Without changing the holding of the case, the California Court of Appeal modified its March 5 decision in this idea submission case to clarify the standard of substantial similarity in claims based on implied-in-fact contracts. (We summarized the court’s original decision on March 12.)

In footnote 5 of its original decision, the court added the following language: “We note that in establishing an implied-in-fact contract or plagiarism, a threshold issue is whether, as a matter of law, there is substantial similarity between the two literary works at issue.
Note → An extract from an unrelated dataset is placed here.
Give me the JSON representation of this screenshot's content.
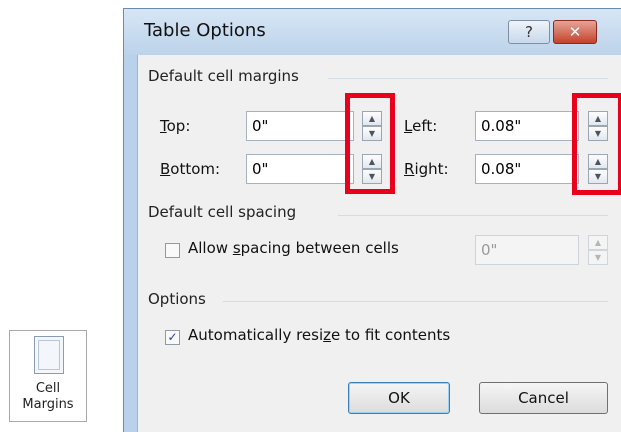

The Klekas court indicated that, just as for the tort of plagiarism, in order to prevail on a cause of action for an implied-in-law contract, "there must be some substantial similarity between the screenplay and the protectable portions of plaintiff's work." (Klekas v. EMI Films, Inc., supra, 150 Cal.App.3d at p. 111, italics added.) For an implied-in-fact contract, substantial similarity is also a threshold issue, but there is no requirement that the substantially similar portion of plaintiff's work be, by law, protectable. (Weitzenkorn, supra, 40 Cal.2d at pp. 791-792.) Because of their common element of substantial similarity, we can look to opinions regarding plagiarism and implied-in-law contract to glean criteria for determining substantial similarity in this case.”

The court also modified footnote 7 to read: “As we noted previously, the analysis of substantial similarity is essentially the same in the context of breach of an implied-in-fact contract, as is the issue in the instant action, but the assessment of similarity is not limited to only material which is legally protectable under copyright law.”